“Interviewing is a right and a privilege,” said Melbourne journalist Ramona Koval, who added that the notion of trust between an interviewer and their subject was vital for drawing together the elements of a good story. The former might arm themselves with 30 questions for an hour-long interview but, ideally, these should be a kind of “safety net” in case the subject turned out to be less than forthcoming.
“But [if] the person isn’t prepared to enter into the spirit of things, then you don’t really have the other half and I think this idea of trust is very important – if they are smart they can get to know as much about you as you do about them.”
Jane Hutcheon of ABC TV’s One Plus One program agreed that interviewing involved a lot of give and take on both sides and, crucially, respect on the part of the journalist.
“It is a privilege to get someone to take several hours out of their day. They don’t feel they are being grilled with me; I think people think they are coming in for a nice friendly chat.”
The effect was deliberate. “When people walk into our space it is kind of like they are walking into a cocoon. They have obviously got a story they want to tell you and often [it is] like their lives have spilled out — everyone leaves feeling really good. It’s like therapy for us all.”
Koval and Hutcheon joined fellow author Philip Chubb, the head of Journalism at Monash University, to dissect the art of the longform interview. The New News panel agreed that unearthing the nuggets of information necessary for a successful longform interview took hours of preparation and a keen sense of being able to listen to what was being said, and how it was being uttered.

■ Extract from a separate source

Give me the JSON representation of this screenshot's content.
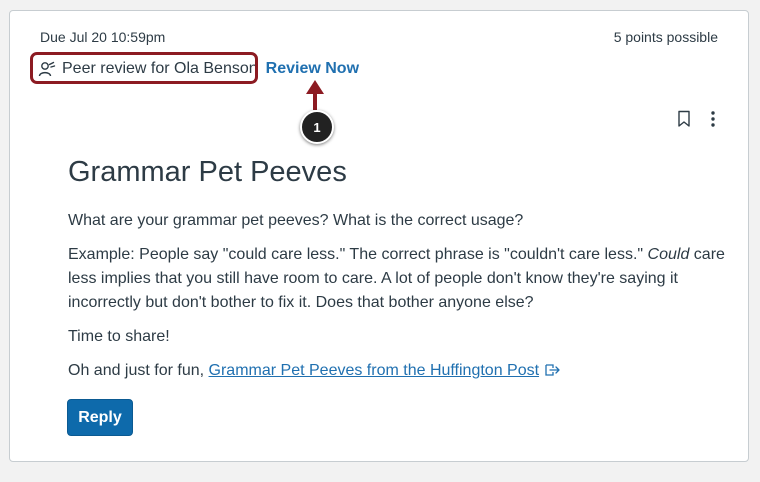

For Hutcheon, leaving a space or a pause in the conversation was crucial for extracting the best from her subjects and something that she believes cannot be done in a traditional live TV news interview.
“You can’t have dead space [in news]. You can’t wait for [foreign minister] Julie Bishop to pause and say something; she will fill it with more stuff.
“On One Plus One, the spaces almost make people reach over and open their bag and give you more that you don’t expect. So, it is really important to encourage people if they look as if they want to say more about something . . . and it can get quite poignant. Just two people looking each other in the eye.”
Hutcheon said she was not immune from the emotion of some of the stories she covered. “I have started to cry a lot more recently in interviews, usually after the other person. And it’s very interesting watching their eyes, and they are watching my eyes, and the number of times our eyes fill up with tears.”
“When people walk into our space it is kind of like they are walking into a cocoon. They have obviously got a story they want to tell you and often [it is] like their lives have spilled out — everyone leaves feeling really good. It’s like therapy for us all.” — Jane Hutcheon, ABC TV’s One Plus One
Hutcheon remembered a particularly moving interview with Sydney Pastor Graham Long, whose adopted son had died suddenly at the age of 29.
“Pastor Long always wore his son’s watch, which had stopped at one minute to midnight, and this was a constant reminder to him that we may all have just one minute left and that he needs to live in the present,” she said.
“That affected me because I’m so awful with that. I seem to live my life either so far forward or so far in the past, and so I love it when I meet people who are in the moment. In a sense, that is what the weekly interviews do for me, they keep me in the present.”
Long-time broadcaster Koval agreed that “good old-fashioned empathy” was a vital element in a successful interview, but research was also crucial.
She said her extensive preparation was one of the reasons that Human Rights Commissioner Gillian Triggs talked so freely with her in a recent interview.
“She was happy I had done all the reading. She knew I knew the statutes. She knew I had read her reports on “the forgotten children” — unlike some of the Senate characters who refused to read it. So .. . . you take someone’s work seriously and you enter into the space of their work and their life, and you say, ‘here I am, I want to hear from you’.”
Fellow panelist Chubb said he was surprised that Koval had got so much information from a single 90-minute interview.
“For main interview figures, I’d often prepare by having coffee with them beforehand, to get through the mechanical aspects of preparation if you like, but also to begin to establish a rapport with them, which is so vital to obtaining the information you need for a narrative.” — Philip Chubb, writer and academic
“When I first read that interview, I thought it was a part of a much longer interview, one where everyone relaxes into the process and where people become willing to say things beyond what they would normally say in an interview . . . I had believed that it was an afternoon spent with the recorder running.”
Chubb said that the key to getting the most out of an interview subject was to approach the person on the other side of the table in a way “that creates empathy in both directions”.
He said he also liked to interview the person more than once to enrich his story.
“For main interview figures, I’d often prepare by having coffee with them beforehand, to get through the mechanical aspects of preparation if you like, but also to begin to establish a rapport with them, which is so vital to obtaining the information you need for a narrative.”
Hutcheon shared a final insider’s tip with the audience, saying she made it her goal to end all of her interviews on a positive note. “I like to leave the audience with a sense of hope.”